THE Iraqi general leant back and laughed so hard that his belly shook. General Jamal Ahmed was recounting Saddam Hussein’s visit to his war room, when all his generals knew that the Iraqi army would be beaten by the Americans but feared to contradict their leader’s insistence that they would prevail.
As commander of a 1,500-man brigade in a province that borders on Baghdad’s northern limits, Ahmed, 48, now has to listen to Iraq’s new leaders call for American troops to withdraw, knowing full well that the Iraqi army would again be overrun if they did.

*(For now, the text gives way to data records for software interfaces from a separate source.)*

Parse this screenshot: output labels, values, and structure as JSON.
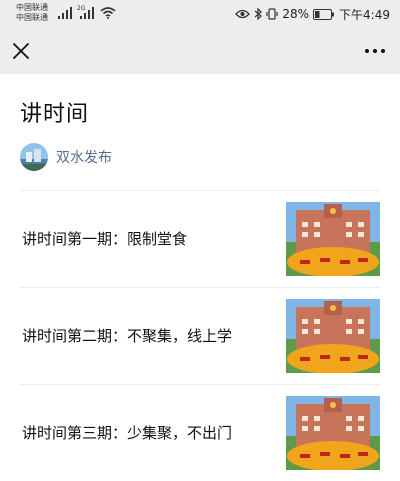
{
  "status_bar": {
    "carrier_1": "中国联通",
    "carrier_2": "中国联通",
    "network_1": "",
    "network_2": "2G",
    "battery": "28%",
    "time": "下午4:49"
  },
  "nav": {
    "close_icon": "close-icon",
    "more_icon": "more-icon"
  },
  "page": {
    "title": "讲时间",
    "publisher": "双水发布"
  },
  "articles": [
    {
      "title": "讲时间第一期：限制堂食"
    },
    {
      "title": "讲时间第二期：不聚集，线上学"
    },
    {
      "title": "讲时间第三期：少集聚，不出门"
    }
  ],
  "colors": {
    "status_bg": "#ededed",
    "link": "#576b95",
    "text": "#111111"
  }
}
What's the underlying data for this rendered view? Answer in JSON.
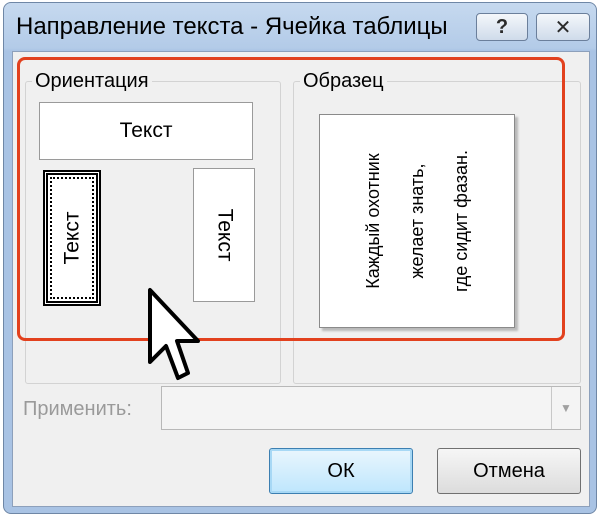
{
  "window": {
    "title": "Направление текста - Ячейка таблицы",
    "help_label": "?",
    "close_label": "✕"
  },
  "orientation": {
    "legend": "Ориентация",
    "options": [
      {
        "label": "Текст",
        "direction": "horizontal"
      },
      {
        "label": "Текст",
        "direction": "vertical-up",
        "selected": true
      },
      {
        "label": "Текст",
        "direction": "vertical-down"
      }
    ]
  },
  "sample": {
    "legend": "Образец",
    "lines": [
      "Каждый охотник",
      "желает знать,",
      "где сидит фазан."
    ]
  },
  "apply": {
    "label": "Применить:",
    "value": "",
    "arrow": "▼"
  },
  "buttons": {
    "ok": "ОК",
    "cancel": "Отмена"
  },
  "colors": {
    "highlight": "#e2411e"
  },
  "cursor_icon": "mouse-pointer-icon"
}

“One hundred per cent we need the Americans in Iraq now,” Ahmed said last week in his office at the Taji base, 20 miles north of Baghdad. “The army can’t stand. We will be killed. We need training. Weapons. Equipment.”